→ **WORK REQUIRED**:
In the material below, how many lines contain "Straße"? Answer with the number alone.

→ **WORKING DATA**:
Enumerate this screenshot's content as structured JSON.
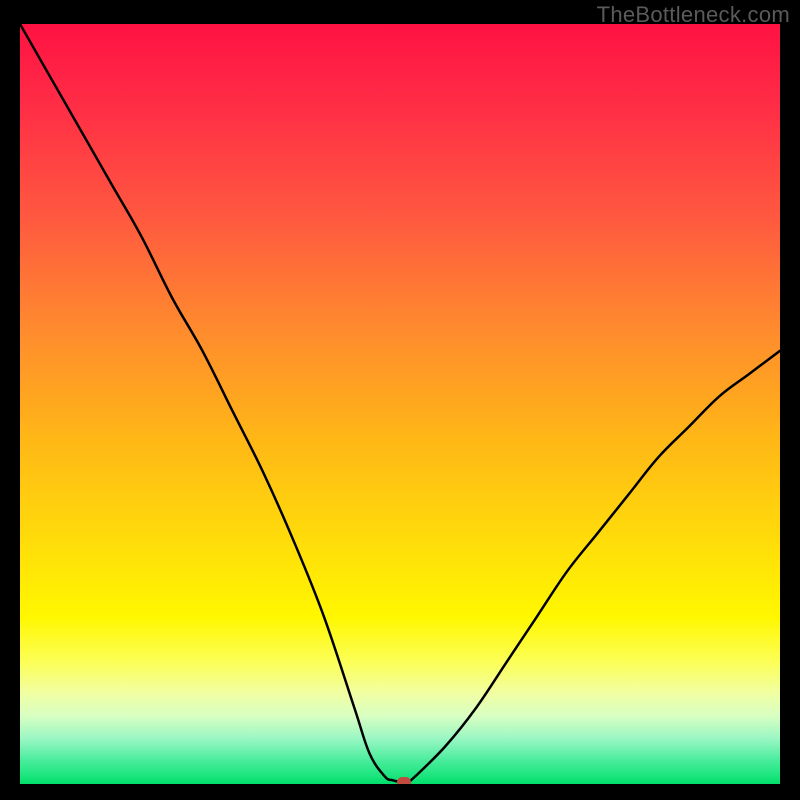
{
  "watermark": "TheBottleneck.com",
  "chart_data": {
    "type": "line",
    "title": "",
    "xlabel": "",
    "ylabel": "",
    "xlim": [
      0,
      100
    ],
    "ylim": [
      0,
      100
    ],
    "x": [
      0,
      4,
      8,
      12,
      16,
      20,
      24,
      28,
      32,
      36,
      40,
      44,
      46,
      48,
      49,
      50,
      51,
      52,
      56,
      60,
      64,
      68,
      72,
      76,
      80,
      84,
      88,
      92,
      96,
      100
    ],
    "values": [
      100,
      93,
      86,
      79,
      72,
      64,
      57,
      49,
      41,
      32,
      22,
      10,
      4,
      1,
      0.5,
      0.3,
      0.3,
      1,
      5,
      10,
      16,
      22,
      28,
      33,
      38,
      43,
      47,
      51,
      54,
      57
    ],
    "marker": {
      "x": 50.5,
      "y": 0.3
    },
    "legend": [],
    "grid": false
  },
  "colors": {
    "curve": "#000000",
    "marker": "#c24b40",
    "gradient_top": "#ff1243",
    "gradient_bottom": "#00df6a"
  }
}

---

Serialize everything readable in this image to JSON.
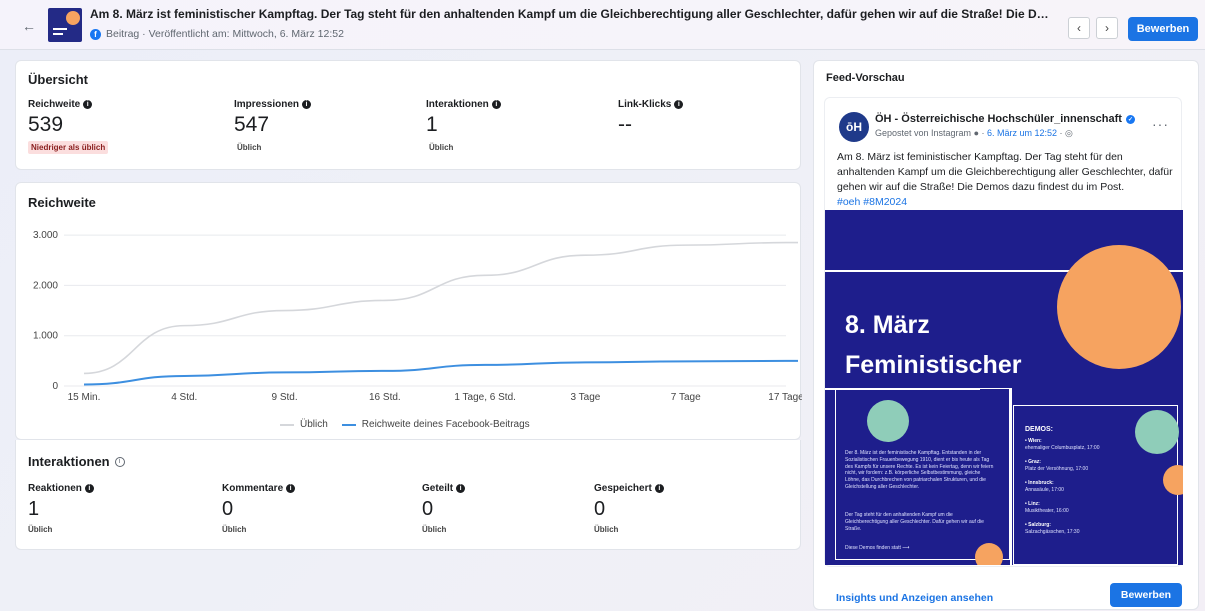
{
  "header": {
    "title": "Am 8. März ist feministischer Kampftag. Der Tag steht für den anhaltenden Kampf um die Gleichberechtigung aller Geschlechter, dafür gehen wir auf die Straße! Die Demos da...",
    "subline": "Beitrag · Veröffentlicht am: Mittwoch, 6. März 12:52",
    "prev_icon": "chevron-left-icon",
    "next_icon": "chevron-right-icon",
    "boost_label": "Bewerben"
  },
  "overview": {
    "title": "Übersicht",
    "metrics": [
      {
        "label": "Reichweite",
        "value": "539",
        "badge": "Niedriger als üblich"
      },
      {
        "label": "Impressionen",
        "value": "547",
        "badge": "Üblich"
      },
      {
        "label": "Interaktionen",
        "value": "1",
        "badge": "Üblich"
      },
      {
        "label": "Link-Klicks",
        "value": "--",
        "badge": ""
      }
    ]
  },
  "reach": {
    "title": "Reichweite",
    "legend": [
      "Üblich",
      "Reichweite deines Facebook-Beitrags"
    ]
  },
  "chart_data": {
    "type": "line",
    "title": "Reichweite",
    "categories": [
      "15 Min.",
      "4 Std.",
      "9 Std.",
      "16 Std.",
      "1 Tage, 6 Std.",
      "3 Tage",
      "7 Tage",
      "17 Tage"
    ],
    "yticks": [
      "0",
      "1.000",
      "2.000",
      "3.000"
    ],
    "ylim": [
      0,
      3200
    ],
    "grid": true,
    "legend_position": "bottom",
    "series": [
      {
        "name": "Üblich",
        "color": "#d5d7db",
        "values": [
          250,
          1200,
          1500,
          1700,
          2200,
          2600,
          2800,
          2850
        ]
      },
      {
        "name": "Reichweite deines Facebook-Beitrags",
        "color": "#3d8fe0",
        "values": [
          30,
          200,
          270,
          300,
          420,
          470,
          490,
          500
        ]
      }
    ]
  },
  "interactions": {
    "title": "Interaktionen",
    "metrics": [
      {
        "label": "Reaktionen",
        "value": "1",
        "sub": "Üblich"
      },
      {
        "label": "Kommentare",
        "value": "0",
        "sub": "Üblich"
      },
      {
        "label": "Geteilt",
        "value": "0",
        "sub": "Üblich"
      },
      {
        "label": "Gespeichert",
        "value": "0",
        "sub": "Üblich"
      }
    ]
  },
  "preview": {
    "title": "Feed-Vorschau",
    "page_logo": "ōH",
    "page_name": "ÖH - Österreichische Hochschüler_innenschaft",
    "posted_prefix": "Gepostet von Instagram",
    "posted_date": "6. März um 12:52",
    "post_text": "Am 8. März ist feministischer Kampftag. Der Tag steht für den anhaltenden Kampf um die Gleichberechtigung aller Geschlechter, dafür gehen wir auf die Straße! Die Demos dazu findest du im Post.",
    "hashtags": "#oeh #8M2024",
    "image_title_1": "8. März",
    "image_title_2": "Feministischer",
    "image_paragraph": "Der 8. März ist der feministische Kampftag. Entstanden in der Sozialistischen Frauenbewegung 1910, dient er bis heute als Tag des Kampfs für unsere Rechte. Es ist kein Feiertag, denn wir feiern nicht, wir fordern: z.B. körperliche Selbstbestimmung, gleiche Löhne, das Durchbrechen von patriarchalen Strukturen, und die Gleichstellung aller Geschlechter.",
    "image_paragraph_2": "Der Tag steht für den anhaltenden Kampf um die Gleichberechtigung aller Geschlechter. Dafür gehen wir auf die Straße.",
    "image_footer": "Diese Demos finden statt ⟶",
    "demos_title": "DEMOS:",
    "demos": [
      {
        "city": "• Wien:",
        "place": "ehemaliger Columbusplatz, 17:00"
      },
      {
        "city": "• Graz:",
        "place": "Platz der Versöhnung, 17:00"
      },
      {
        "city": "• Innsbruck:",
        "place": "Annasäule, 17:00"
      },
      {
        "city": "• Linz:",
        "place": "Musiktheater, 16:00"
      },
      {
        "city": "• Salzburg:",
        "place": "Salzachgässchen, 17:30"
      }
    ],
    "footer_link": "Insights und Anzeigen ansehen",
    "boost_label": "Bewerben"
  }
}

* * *

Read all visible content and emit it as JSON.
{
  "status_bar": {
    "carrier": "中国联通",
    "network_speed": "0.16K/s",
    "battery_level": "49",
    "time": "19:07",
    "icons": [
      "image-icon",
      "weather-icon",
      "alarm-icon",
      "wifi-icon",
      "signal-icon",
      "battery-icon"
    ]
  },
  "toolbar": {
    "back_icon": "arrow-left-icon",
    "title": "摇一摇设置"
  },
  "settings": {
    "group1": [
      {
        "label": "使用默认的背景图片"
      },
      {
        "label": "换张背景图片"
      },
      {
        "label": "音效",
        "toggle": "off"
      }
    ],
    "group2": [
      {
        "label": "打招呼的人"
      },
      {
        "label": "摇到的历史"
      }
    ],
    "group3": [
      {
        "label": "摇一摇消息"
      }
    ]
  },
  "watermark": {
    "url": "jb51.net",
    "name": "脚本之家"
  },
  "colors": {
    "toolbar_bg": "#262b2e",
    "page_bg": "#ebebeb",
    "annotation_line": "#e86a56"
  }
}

→ **WRITTEN SOLUTION**:
3